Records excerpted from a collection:

-*-

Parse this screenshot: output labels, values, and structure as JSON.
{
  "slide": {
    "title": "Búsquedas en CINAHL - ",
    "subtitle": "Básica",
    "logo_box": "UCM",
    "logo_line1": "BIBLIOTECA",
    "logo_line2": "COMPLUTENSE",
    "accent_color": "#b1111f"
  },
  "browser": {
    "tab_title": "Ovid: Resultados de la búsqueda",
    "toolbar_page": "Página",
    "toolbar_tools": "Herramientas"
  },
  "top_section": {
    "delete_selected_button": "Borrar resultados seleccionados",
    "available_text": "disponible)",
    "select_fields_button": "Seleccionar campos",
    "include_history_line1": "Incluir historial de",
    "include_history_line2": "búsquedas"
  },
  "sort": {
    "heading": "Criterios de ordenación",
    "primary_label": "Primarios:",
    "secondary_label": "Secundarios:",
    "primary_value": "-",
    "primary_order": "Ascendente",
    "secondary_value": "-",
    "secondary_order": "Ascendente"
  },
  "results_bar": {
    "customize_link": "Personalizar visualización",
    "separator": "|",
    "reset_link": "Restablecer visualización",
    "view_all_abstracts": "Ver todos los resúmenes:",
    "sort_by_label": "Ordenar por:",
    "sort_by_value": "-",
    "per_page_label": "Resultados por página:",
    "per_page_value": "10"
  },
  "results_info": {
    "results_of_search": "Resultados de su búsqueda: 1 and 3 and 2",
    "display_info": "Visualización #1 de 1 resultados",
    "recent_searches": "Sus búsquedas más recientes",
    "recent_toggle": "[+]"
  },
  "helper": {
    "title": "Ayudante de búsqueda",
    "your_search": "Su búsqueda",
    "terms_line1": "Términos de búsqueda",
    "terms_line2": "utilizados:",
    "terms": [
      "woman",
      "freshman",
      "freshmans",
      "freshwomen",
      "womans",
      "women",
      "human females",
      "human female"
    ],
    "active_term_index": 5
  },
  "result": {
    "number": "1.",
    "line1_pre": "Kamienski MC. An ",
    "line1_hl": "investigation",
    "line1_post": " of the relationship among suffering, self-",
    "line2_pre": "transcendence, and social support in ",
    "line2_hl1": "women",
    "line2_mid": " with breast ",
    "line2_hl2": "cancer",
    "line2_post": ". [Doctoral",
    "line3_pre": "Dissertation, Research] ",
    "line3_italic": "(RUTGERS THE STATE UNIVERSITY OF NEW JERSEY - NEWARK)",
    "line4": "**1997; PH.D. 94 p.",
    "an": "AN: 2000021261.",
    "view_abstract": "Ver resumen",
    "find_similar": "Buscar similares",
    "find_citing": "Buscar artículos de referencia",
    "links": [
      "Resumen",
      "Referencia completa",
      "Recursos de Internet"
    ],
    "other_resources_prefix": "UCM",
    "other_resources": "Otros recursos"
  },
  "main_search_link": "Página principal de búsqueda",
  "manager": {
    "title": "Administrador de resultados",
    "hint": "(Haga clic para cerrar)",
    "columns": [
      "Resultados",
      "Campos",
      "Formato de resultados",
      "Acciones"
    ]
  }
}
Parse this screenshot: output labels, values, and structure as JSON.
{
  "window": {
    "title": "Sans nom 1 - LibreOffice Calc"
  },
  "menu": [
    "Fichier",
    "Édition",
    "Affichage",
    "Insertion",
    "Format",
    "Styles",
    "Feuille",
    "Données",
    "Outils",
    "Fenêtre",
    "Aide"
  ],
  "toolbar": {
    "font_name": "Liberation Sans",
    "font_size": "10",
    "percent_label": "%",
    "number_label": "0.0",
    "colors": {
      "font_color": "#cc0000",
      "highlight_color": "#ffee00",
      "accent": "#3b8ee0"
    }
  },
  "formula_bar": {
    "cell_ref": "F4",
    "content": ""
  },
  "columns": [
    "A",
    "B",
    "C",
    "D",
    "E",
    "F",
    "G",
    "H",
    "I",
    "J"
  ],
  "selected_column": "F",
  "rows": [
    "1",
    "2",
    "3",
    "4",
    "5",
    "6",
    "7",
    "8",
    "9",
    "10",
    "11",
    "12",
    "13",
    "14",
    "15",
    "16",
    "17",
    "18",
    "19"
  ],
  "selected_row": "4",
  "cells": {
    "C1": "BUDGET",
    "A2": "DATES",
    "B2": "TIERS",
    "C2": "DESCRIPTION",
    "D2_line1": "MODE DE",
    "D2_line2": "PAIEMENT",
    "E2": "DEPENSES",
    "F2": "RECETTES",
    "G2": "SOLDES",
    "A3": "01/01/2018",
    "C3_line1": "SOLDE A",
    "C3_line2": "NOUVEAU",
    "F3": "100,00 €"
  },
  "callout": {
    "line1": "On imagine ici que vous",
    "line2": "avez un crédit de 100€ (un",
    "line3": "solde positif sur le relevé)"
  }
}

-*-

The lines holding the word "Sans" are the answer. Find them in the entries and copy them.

_Answer for this exercise_:
    "title": "Sans nom 1 - LibreOffice Calc"
    "font_name": "Liberation Sans",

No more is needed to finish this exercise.